I was worried I dreamt it, and took to Twitter to see if anyone else had seen the same thing. Steven St. John at 810 WHB immediately responded to say that he had read the same quote, and then intrepid follower @ashleylat found an echo of the quote online, at Forbes.com of all places. You can find it here, assuming it hasn’t been scrubbed by the time you read this.

So I have no choice but to believe that Jeff Francoeur claims Cal Ripken told him that he (Ripken) never played in the World Series. Even though millions of people, Baseball Reference, and presumably Ripken himself remember that the Baltimore Orioles, with Ripken at shortstop, won the 1983 World Series.

I think we may have figured out what’s wrong with Francoeur. We have to at least entertain the possibility that he’s deaf. And based on his infamous “If on-base percentage is so important, then why don't they put it up on the scoreboard?” quote, we have to at least entertain the possibility that he’s blind as well.

Poor Kevin Seitzer. In order to fix Francoeur, he can’t simply be a miracle worker. Apparently, he has to be The Miracle Worker.
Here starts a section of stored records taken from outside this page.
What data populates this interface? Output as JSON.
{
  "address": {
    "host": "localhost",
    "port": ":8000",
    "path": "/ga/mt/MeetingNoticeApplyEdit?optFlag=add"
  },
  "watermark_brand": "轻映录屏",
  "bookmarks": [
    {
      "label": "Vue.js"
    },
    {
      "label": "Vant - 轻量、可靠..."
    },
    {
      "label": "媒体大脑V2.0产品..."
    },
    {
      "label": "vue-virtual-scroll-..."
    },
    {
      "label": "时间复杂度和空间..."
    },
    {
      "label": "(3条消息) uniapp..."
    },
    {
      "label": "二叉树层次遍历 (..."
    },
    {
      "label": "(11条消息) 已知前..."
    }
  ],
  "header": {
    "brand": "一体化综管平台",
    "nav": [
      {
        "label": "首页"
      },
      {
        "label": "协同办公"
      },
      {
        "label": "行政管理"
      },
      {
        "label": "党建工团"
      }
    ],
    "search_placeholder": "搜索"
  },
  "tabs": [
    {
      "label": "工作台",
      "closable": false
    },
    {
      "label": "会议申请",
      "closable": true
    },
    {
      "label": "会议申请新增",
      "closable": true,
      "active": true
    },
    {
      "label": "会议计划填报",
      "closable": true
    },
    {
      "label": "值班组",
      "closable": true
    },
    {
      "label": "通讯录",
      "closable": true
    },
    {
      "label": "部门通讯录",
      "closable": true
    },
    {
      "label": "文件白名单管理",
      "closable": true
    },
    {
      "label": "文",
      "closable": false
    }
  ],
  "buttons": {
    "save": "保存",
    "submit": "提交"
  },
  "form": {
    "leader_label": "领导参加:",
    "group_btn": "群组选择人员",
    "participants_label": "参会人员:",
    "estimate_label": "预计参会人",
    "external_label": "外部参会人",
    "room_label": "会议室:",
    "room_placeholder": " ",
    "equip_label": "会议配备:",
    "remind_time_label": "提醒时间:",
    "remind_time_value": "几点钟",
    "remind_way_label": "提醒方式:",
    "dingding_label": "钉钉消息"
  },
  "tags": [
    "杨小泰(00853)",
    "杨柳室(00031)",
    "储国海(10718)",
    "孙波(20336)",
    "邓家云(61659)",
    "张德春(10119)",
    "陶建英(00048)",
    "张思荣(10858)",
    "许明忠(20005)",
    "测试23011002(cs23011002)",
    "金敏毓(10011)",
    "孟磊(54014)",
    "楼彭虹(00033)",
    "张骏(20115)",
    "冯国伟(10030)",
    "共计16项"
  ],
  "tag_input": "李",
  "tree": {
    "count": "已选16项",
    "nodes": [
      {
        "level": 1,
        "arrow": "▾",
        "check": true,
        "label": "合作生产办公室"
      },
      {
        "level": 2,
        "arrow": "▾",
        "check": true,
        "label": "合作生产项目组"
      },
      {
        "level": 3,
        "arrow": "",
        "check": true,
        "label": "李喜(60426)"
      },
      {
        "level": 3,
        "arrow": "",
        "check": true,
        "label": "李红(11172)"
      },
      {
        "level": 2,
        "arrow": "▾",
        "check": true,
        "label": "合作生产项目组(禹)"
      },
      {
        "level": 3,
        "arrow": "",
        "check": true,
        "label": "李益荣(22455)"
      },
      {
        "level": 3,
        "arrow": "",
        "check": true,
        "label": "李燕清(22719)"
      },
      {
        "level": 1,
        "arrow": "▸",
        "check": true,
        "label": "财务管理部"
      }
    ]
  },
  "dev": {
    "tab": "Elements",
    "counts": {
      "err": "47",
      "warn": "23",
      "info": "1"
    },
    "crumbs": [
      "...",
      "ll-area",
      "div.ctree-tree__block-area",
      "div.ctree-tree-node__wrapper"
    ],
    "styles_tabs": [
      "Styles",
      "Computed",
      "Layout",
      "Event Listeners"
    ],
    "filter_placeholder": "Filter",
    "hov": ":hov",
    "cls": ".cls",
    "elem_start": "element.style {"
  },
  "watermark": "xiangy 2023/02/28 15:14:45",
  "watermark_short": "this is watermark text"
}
(Addendum: Just in case it's not clear, I'm just having a bit of fun at Francoeur's expense. If Francoeur misheard Ripken, that's hardly the worst sin in the world - the World Series is a zoo and I'm sure he talked to a lot of people. And as Craig Brown pointed out to me, it's not like Francoeur would have first-hand knowledge of this - he wasn't born until a few months after the World Series ended.)